## ABOUT THIS EXERCISE
All entries that follow are to be printed exactly as written.

## EXERCISE MATERIAL

=== Section Start ===

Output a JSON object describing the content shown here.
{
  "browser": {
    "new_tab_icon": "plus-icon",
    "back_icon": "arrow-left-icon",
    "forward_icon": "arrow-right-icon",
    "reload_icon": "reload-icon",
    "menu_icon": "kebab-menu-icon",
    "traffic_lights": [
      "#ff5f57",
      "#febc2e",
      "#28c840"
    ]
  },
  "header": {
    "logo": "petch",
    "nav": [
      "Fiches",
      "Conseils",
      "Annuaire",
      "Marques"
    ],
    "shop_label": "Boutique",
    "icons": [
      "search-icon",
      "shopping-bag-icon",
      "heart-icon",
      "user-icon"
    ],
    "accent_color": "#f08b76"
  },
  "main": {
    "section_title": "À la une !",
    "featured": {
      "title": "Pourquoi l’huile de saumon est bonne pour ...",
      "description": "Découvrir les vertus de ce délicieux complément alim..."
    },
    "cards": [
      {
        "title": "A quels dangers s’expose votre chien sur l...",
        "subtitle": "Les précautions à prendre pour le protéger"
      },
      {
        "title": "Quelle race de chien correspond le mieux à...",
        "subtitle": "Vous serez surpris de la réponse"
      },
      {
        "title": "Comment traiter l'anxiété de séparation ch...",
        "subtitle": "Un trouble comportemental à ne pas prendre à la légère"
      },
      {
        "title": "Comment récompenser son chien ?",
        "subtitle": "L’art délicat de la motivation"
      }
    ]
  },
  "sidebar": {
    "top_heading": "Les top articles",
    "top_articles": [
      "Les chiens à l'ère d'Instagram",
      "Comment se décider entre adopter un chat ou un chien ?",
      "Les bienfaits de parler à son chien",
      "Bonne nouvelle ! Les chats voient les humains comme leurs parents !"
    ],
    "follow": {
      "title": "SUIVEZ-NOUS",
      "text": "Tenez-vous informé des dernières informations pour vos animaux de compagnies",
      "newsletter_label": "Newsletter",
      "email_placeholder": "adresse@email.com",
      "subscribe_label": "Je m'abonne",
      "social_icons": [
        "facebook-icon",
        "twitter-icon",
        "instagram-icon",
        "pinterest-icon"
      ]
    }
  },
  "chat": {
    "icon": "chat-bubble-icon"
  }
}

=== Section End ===

## RESPONSE TO THIS TASK
Output a JSON object describing the content shown here.
{
  "browser": {
    "new_tab_icon": "plus-icon",
    "back_icon": "arrow-left-icon",
    "forward_icon": "arrow-right-icon",
    "reload_icon": "reload-icon",
    "menu_icon": "kebab-menu-icon",
    "traffic_lights": [
      "#ff5f57",
      "#febc2e",
      "#28c840"
    ]
  },
  "header": {
    "logo": "petch",
    "nav": [
      "Fiches",
      "Conseils",
      "Annuaire",
      "Marques"
    ],
    "shop_label": "Boutique",
    "icons": [
      "search-icon",
      "shopping-bag-icon",
      "heart-icon",
      "user-icon"
    ],
    "accent_color": "#f08b76"
  },
  "main": {
    "section_title": "À la une !",
    "featured": {
      "title": "Pourquoi l’huile de saumon est bonne pour ...",
      "description": "Découvrir les vertus de ce délicieux complément alim..."
    },
    "cards": [
      {
        "title": "A quels dangers s’expose votre chien sur l...",
        "subtitle": "Les précautions à prendre pour le protéger"
      },
      {
        "title": "Quelle race de chien correspond le mieux à...",
        "subtitle": "Vous serez surpris de la réponse"
      },
      {
        "title": "Comment traiter l'anxiété de séparation ch...",
        "subtitle": "Un trouble comportemental à ne pas prendre à la légère"
      },
      {
        "title": "Comment récompenser son chien ?",
        "subtitle": "L’art délicat de la motivation"
      }
    ]
  },
  "sidebar": {
    "top_heading": "Les top articles",
    "top_articles": [
      "Les chiens à l'ère d'Instagram",
      "Comment se décider entre adopter un chat ou un chien ?",
      "Les bienfaits de parler à son chien",
      "Bonne nouvelle ! Les chats voient les humains comme leurs parents !"
    ],
    "follow": {
      "title": "SUIVEZ-NOUS",
      "text": "Tenez-vous informé des dernières informations pour vos animaux de compagnies",
      "newsletter_label": "Newsletter",
      "email_placeholder": "adresse@email.com",
      "subscribe_label": "Je m'abonne",
      "social_icons": [
        "facebook-icon",
        "twitter-icon",
        "instagram-icon",
        "pinterest-icon"
      ]
    }
  },
  "chat": {
    "icon": "chat-bubble-icon"
  }
}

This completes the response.